The Future of Travel: Signs of Hope in the Era of Coronavirus


At Guesty, we hear from short-term rental hosts every day about the struggles they face related to COVID-19. We’ve all seen the numbers: cancellations have dramatically increased while revenue has similarly declined for travel and tourism businesses across the globe.  

Every day we are inspired by the resilience of property management companies that are pivoting their businesses, adapting their strategies and finding new ways to help others during this uncertain time. For example, Guesty user D. Alexander recently announced a focus on extended stays for those isolating with their initiative Destination Isolation, while Great Dwellings is offering listings to medical personnel at significantly reduced or free rates in the Washington, D.C. area

Amid these inspirational stories, and despite these challenges, there is a lot of optimism in the short-term rental ecosystem. And just like the property management entrepreneurs and businesses we serve, we also have confidence about the future of the industry. 

‘Hostful’ for the future

We’ve already shared how based on our data, we anticipate an unprecedented surge in leisure travel this coming fall and winter (read more here). As people save up their vacation days now after canceling their spring and summer plans, we know they’ll be looking to travel in a safe and socially distant way later in the year - perhaps for a family reunion or to honor a special occasion they couldn’t celebrate as hoped. This is likely one of the reasons why the average length of stay per reservation booked has increased from 4.5 days pre-virus, to 9 days today.
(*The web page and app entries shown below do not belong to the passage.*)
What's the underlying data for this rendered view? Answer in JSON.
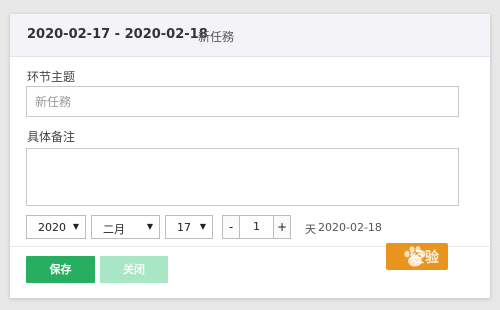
{
  "header": {
    "date_range": "2020-02-17 - 2020-02-18",
    "subject": "新任務"
  },
  "form": {
    "topic_label": "环节主题",
    "topic_placeholder": "新任務",
    "notes_label": "具体备注",
    "notes_value": ""
  },
  "date_picker": {
    "year": "2020",
    "month": "二月",
    "day": "17",
    "minus_label": "-",
    "duration": "1",
    "plus_label": "+",
    "unit_label": "天",
    "end_date": "2020-02-18"
  },
  "footer": {
    "save_label": "保存",
    "close_label": "关闭"
  },
  "watermark": {
    "text": "经验"
  },
  "colors": {
    "save_button": "#27ae60",
    "close_button": "#a9e6c4",
    "header_bg": "#f4f4f8",
    "watermark_bg": "#e8941e"
  }
}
In fact, our data is showing that travelers are booking holiday trips earlier than usual this year, with a 38% increase in Thanksgiving reservations and a 40% increase in reservations for Christmas compared to this time last year. Google Trends data also shows that the popularity of the phrase “when can I travel” has tripled over the past 90 days, and grown exponentially compared to the same time last year, suggesting that individuals are dreaming of future trips. 

To see the impact COVID-19 has had on short-term rentals in March and April of this year specifically, take a look at our infographic here


Positioned for recovery

It’s not far-fetched to assume that the short-term rental community is well-positioned for a quick recovery compared to others in the industry. I predict that travellers will increasingly opt for private rentals rather than a traditional hotel stay to avoid condensed common areas like shared lobbies and elevators in order to achieve less human interaction and more personal space. 

In fact, to limit face-to-face interactions, we are seeing hosts using this time to implement technologies that limit human contact. This includes tools that can power keyless check-in like RemoteLock, as well as tapping solutions such as Breezeway that can help hosts manage their cleaning staff remotely.

The path forward

It will be at least a year until things return to normal, but I’m confident that the innovative short-term rental ecosystem will be able to come out of this pandemic stronger than ever before.